_Task_. Which of the lines below include the word "DemoApplication"? Pull each one out.

(Collection entries)
++++++++++++++++++++

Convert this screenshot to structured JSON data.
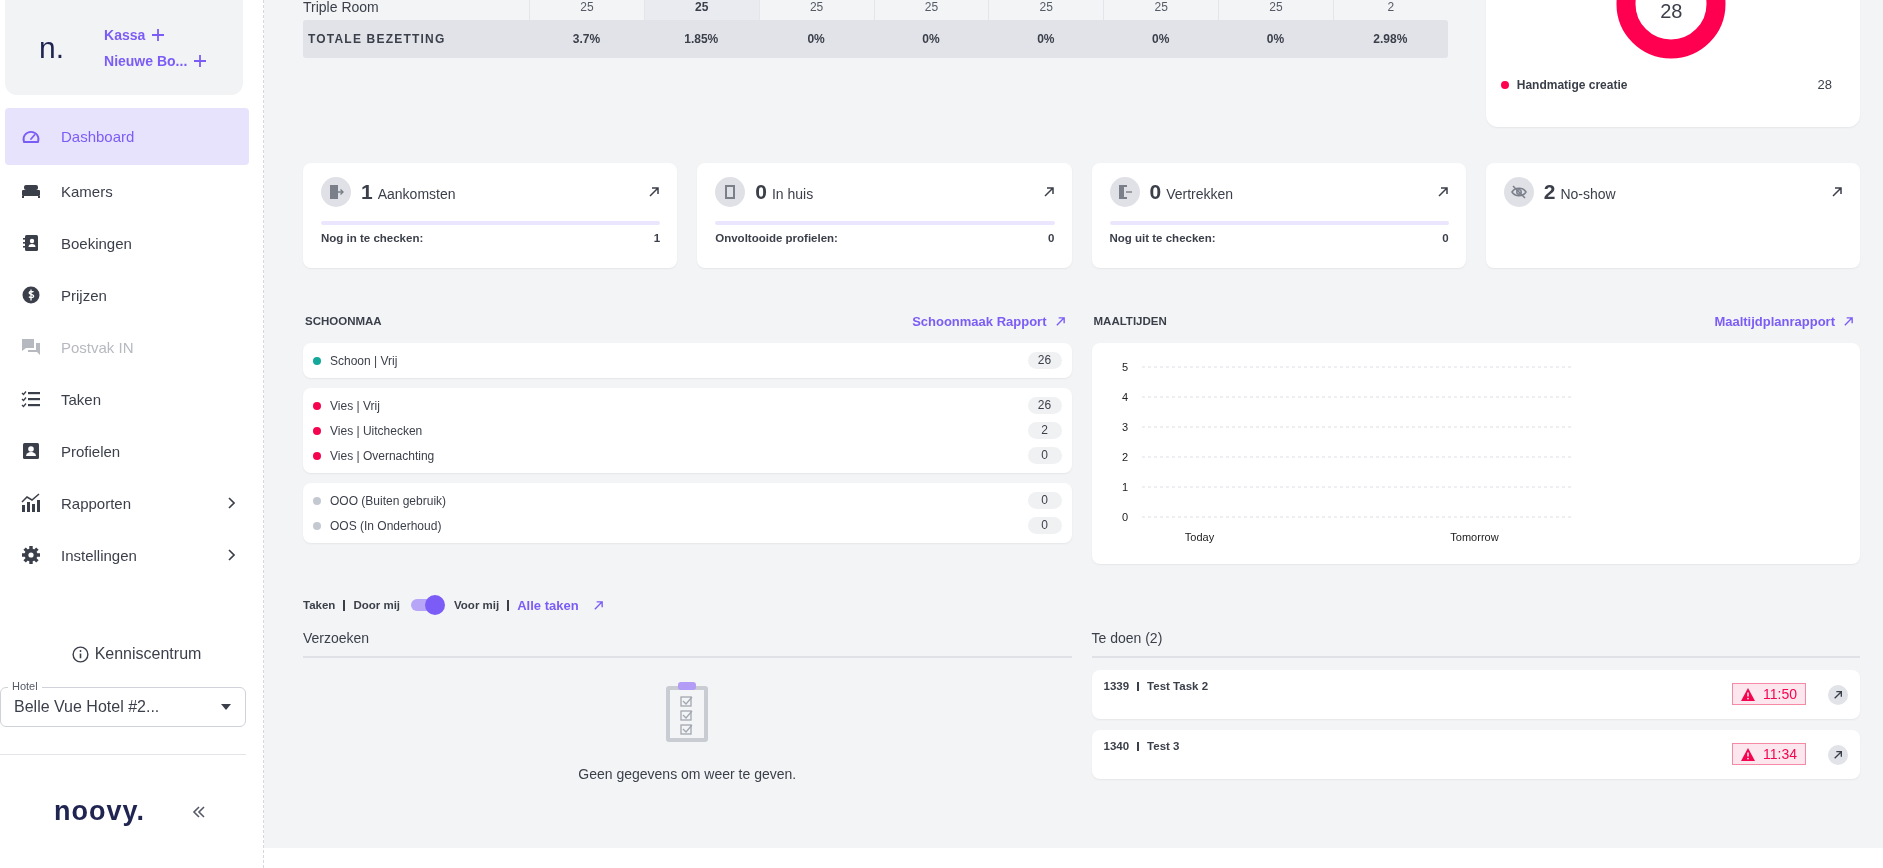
{
  "sidebar": {
    "logo": "n.",
    "actions": [
      "Kassa",
      "Nieuwe Bo..."
    ],
    "items": [
      {
        "label": "Dashboard",
        "selected": true,
        "disabled": false,
        "submenu": false
      },
      {
        "label": "Kamers",
        "selected": false,
        "disabled": false,
        "submenu": false
      },
      {
        "label": "Boekingen",
        "selected": false,
        "disabled": false,
        "submenu": false
      },
      {
        "label": "Prijzen",
        "selected": false,
        "disabled": false,
        "submenu": false
      },
      {
        "label": "Postvak IN",
        "selected": false,
        "disabled": true,
        "submenu": false
      },
      {
        "label": "Taken",
        "selected": false,
        "disabled": false,
        "submenu": false
      },
      {
        "label": "Profielen",
        "selected": false,
        "disabled": false,
        "submenu": false
      },
      {
        "label": "Rapporten",
        "selected": false,
        "disabled": false,
        "submenu": true
      },
      {
        "label": "Instellingen",
        "selected": false,
        "disabled": false,
        "submenu": true
      }
    ],
    "help": "Kenniscentrum",
    "hotel": {
      "label": "Hotel",
      "value": "Belle Vue Hotel #2..."
    },
    "brand": "noovy."
  },
  "occupancy_table": {
    "columns": [
      {
        "selected": false
      },
      {
        "selected": true
      },
      {
        "selected": false
      },
      {
        "selected": false
      },
      {
        "selected": false
      },
      {
        "selected": false
      },
      {
        "selected": false
      },
      {
        "selected": false
      }
    ],
    "rows": [
      {
        "label": "Triple Room",
        "cells": [
          "25",
          "25",
          "25",
          "25",
          "25",
          "25",
          "25",
          "2"
        ]
      }
    ],
    "total": {
      "label": "TOTALE BEZETTING",
      "cells": [
        "3.7%",
        "1.85%",
        "0%",
        "0%",
        "0%",
        "0%",
        "0%",
        "2.98%"
      ]
    }
  },
  "source_chart": {
    "center_label": "28",
    "legend": [
      {
        "label": "Handmatige creatie",
        "value": "28",
        "color": "#ff0050"
      }
    ]
  },
  "stats": [
    {
      "kind": "progress",
      "count": "1",
      "label": "Aankomsten",
      "detail_label": "Nog in te checken:",
      "detail_value": "1",
      "level": 0
    },
    {
      "kind": "progress",
      "count": "0",
      "label": "In huis",
      "detail_label": "Onvoltooide profielen:",
      "detail_value": "0",
      "level": 0
    },
    {
      "kind": "progress",
      "count": "0",
      "label": "Vertrekken",
      "detail_label": "Nog uit te checken:",
      "detail_value": "0",
      "level": 0
    },
    {
      "kind": "plain",
      "count": "2",
      "label": "No-show"
    }
  ],
  "cleaning": {
    "title": "SCHOONMAA",
    "report_link": "Schoonmaak Rapport",
    "groups": [
      {
        "items": [
          {
            "label": "Schoon | Vrij",
            "count": "26",
            "color": "#14a89a"
          }
        ]
      },
      {
        "items": [
          {
            "label": "Vies | Vrij",
            "count": "26",
            "color": "#f5044f"
          },
          {
            "label": "Vies | Uitchecken",
            "count": "2",
            "color": "#f5044f"
          },
          {
            "label": "Vies | Overnachting",
            "count": "0",
            "color": "#f5044f"
          }
        ]
      },
      {
        "items": [
          {
            "label": "OOO (Buiten gebruik)",
            "count": "0",
            "color": "#c4c8d0"
          },
          {
            "label": "OOS (In Onderhoud)",
            "count": "0",
            "color": "#c4c8d0"
          }
        ]
      }
    ]
  },
  "meals": {
    "title": "MAALTIJDEN",
    "report_link": "Maaltijdplanrapport",
    "chart_data": {
      "type": "bar",
      "categories": [
        "Today",
        "Tomorrow"
      ],
      "values": [
        0,
        0
      ],
      "ylim": [
        0,
        5
      ],
      "grid": true,
      "yticks": [
        0,
        1,
        2,
        3,
        4,
        5
      ]
    }
  },
  "tasks": {
    "title": "Taken",
    "toggle_left": "Door mij",
    "toggle_right": "Voor mij",
    "toggle_on": true,
    "all_link": "Alle taken",
    "requests": {
      "title": "Verzoeken",
      "empty_text": "Geen gegevens om weer te geven."
    },
    "todo": {
      "title": "Te doen (2)",
      "items": [
        {
          "id": "1339",
          "title": "Test Task 2",
          "time": "11:50",
          "overdue": true
        },
        {
          "id": "1340",
          "title": "Test 3",
          "time": "11:34",
          "overdue": true
        }
      ]
    }
  }
}
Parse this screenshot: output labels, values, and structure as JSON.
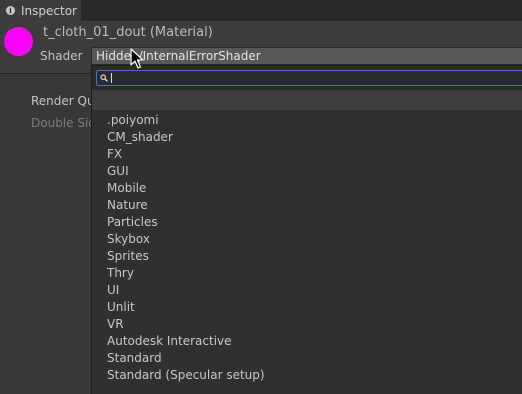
{
  "tab": {
    "icon": "info-icon",
    "label": "Inspector"
  },
  "header": {
    "title": "t_cloth_01_dout (Material)",
    "preview_color": "#ff00ff",
    "shader_label": "Shader",
    "shader_value": "Hidden/InternalErrorShader"
  },
  "properties": {
    "render_queue_label": "Render Qu",
    "double_sided_label": "Double Sid"
  },
  "popup": {
    "search_value": "",
    "items": [
      ".poiyomi",
      "CM_shader",
      "FX",
      "GUI",
      "Mobile",
      "Nature",
      "Particles",
      "Skybox",
      "Sprites",
      "Thry",
      "UI",
      "Unlit",
      "VR",
      "Autodesk Interactive",
      "Standard",
      "Standard (Specular setup)"
    ]
  }
}
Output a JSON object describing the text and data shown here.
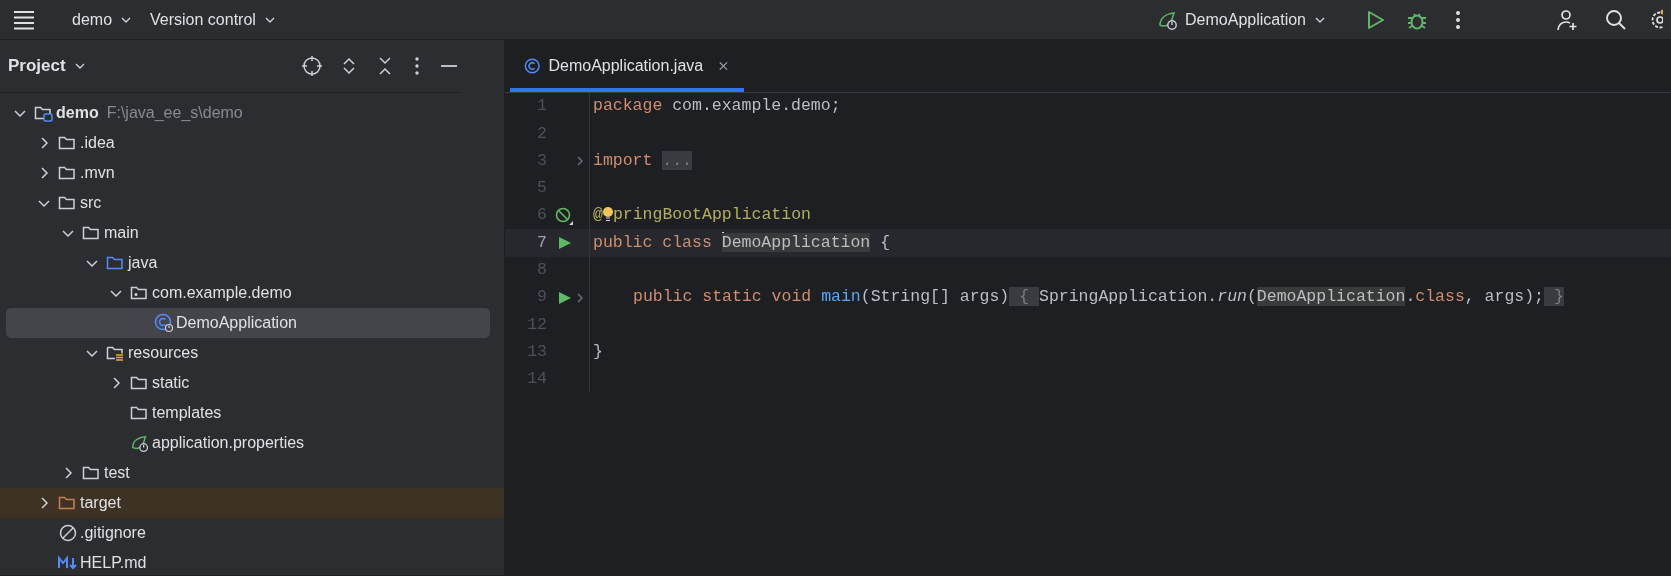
{
  "toolbar": {
    "project": "demo",
    "vcs": "Version control",
    "run_config": "DemoApplication"
  },
  "project_panel": {
    "title": "Project",
    "tree": [
      {
        "label": "demo",
        "path": "F:\\java_ee_s\\demo",
        "kind": "module",
        "expanded": true,
        "selected": false,
        "children": [
          {
            "label": ".idea",
            "kind": "folder",
            "expanded": false,
            "selected": false
          },
          {
            "label": ".mvn",
            "kind": "folder",
            "expanded": false,
            "selected": false
          },
          {
            "label": "src",
            "kind": "folder",
            "expanded": true,
            "selected": false,
            "children": [
              {
                "label": "main",
                "kind": "folder",
                "expanded": true,
                "selected": false,
                "children": [
                  {
                    "label": "java",
                    "kind": "source",
                    "expanded": true,
                    "selected": false,
                    "children": [
                      {
                        "label": "com.example.demo",
                        "kind": "package",
                        "expanded": true,
                        "selected": false,
                        "children": [
                          {
                            "label": "DemoApplication",
                            "kind": "class",
                            "selected": true
                          }
                        ]
                      }
                    ]
                  },
                  {
                    "label": "resources",
                    "kind": "resources",
                    "expanded": true,
                    "selected": false,
                    "children": [
                      {
                        "label": "static",
                        "kind": "folder",
                        "expanded": false,
                        "selected": false
                      },
                      {
                        "label": "templates",
                        "kind": "folder",
                        "selected": false
                      },
                      {
                        "label": "application.properties",
                        "kind": "spring",
                        "selected": false
                      }
                    ]
                  }
                ]
              },
              {
                "label": "test",
                "kind": "folder",
                "expanded": false,
                "selected": false
              }
            ]
          },
          {
            "label": "target",
            "kind": "excluded",
            "expanded": false,
            "selected": false
          },
          {
            "label": ".gitignore",
            "kind": "gitignore",
            "selected": false
          },
          {
            "label": "HELP.md",
            "kind": "markdown",
            "selected": false
          }
        ]
      }
    ]
  },
  "editor": {
    "tabs": [
      {
        "label": "DemoApplication.java",
        "selected": true
      }
    ],
    "lines": [
      {
        "number": "1",
        "current": false,
        "tokens": [
          {
            "kind": "kw",
            "text": "package"
          },
          {
            "kind": "plain",
            "text": " com.example.demo;"
          }
        ]
      },
      {
        "number": "2",
        "current": false
      },
      {
        "number": "3",
        "current": false,
        "foldable": true,
        "tokens": [
          {
            "kind": "kw",
            "text": "import"
          },
          {
            "kind": "fold",
            "text": "..."
          }
        ]
      },
      {
        "number": "5",
        "current": false
      },
      {
        "number": "6",
        "current": false,
        "gutter": {
          "kind": "spring"
        },
        "tokens": [
          {
            "kind": "ann",
            "text": "@",
            "intention": true
          },
          {
            "kind": "ann",
            "text": "pringBootApplication"
          }
        ]
      },
      {
        "number": "7",
        "current": true,
        "gutter": {
          "kind": "run"
        },
        "tokens": [
          {
            "kind": "kw",
            "text": "public class "
          },
          {
            "kind": "hl",
            "text": "DemoApplication",
            "caret": true
          },
          {
            "kind": "plain",
            "text": " {"
          }
        ]
      },
      {
        "number": "8",
        "current": false
      },
      {
        "number": "9",
        "current": false,
        "gutter": {
          "kind": "run"
        },
        "foldable": true,
        "indented": true,
        "tokens": [
          {
            "kind": "kw",
            "text": "public static void "
          },
          {
            "kind": "fn",
            "text": "main"
          },
          {
            "kind": "plain",
            "text": "(String[] args)"
          },
          {
            "kind": "fold",
            "text": " { "
          },
          {
            "kind": "plain",
            "text": "SpringApplication."
          },
          {
            "kind": "it",
            "text": "run"
          },
          {
            "kind": "plain",
            "text": "("
          },
          {
            "kind": "hl",
            "text": "DemoApplication"
          },
          {
            "kind": "plain",
            "text": "."
          },
          {
            "kind": "kw",
            "text": "class"
          },
          {
            "kind": "plain",
            "text": ", args);"
          },
          {
            "kind": "fold",
            "text": " }"
          }
        ]
      },
      {
        "number": "12",
        "current": false
      },
      {
        "number": "13",
        "current": false,
        "tokens": [
          {
            "kind": "plain",
            "text": "}"
          }
        ]
      },
      {
        "number": "14",
        "current": false
      }
    ]
  }
}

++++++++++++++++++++

_Reply_.
    "run_config": "DemoApplication"
                            "label": "DemoApplication",
        "label": "DemoApplication.java",
            "text": "DemoApplication",
            "text": "DemoApplication"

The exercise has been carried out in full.